e.g. systemextensionsctl uninstall ABCDEFGHIJ com.some.unwanted.extension

  1. For more extensions, repeat step 7.
  2. Restart your Mac and check Wi-Fi connectivity.
After completing these steps, repeat steps 1-4 to re-enable SIP using csrutil enable.

Update macOS

macOS bugs can lead to Wi-Fi problems. If basic troubleshooting fails, look for available software updates in Settings. If an update exists, follow the instructions to update. Remember, unexpected errors may arise during updates, so back up your Mac before proceeding.

Check Software Update on Mac


You've explored various approaches to addressing Mac Wi-Fi connection problems. With luck, these methods will restore Wi-Fi access. If your Mac is connected to Wi-Fi but lacks internet access, you can also try these methods to regain connectivity. If issues persist, it may indicate hardware problems, necessitating professional intervention.

Did you find this article useful? If so, consider sharing it with your friends. Your support is greatly appreciated.

Living in Chengdu, Kelly is an Apple technician focused on Mac, iPhone, and iOS repairs.
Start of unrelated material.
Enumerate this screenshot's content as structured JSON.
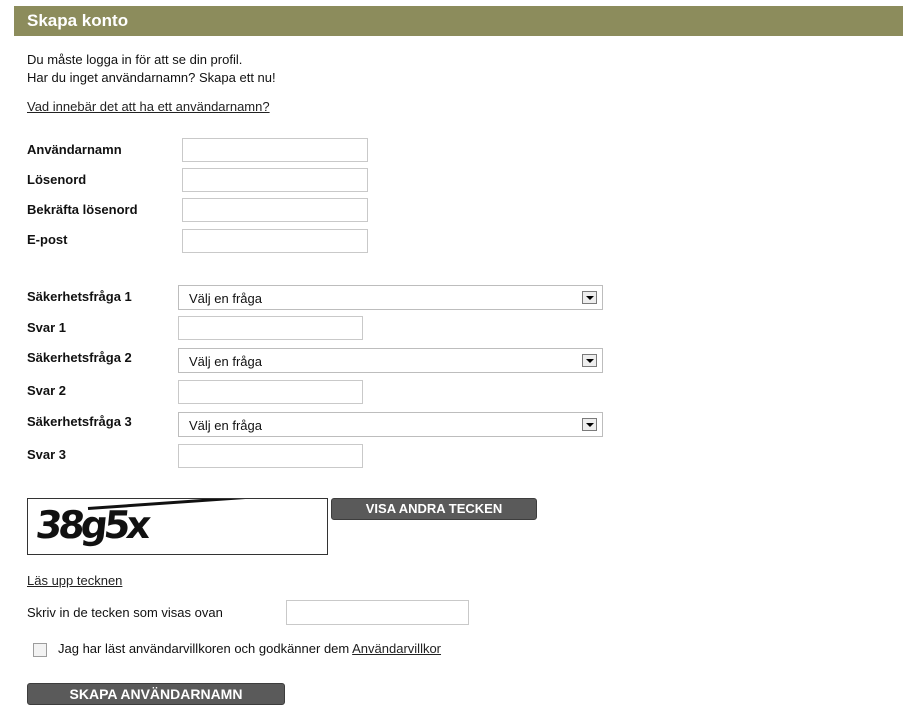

Meanwhile, he's also a columnist at Dr.Buho, with a simple mission to help fix Apple things that are with software or hardware glitches.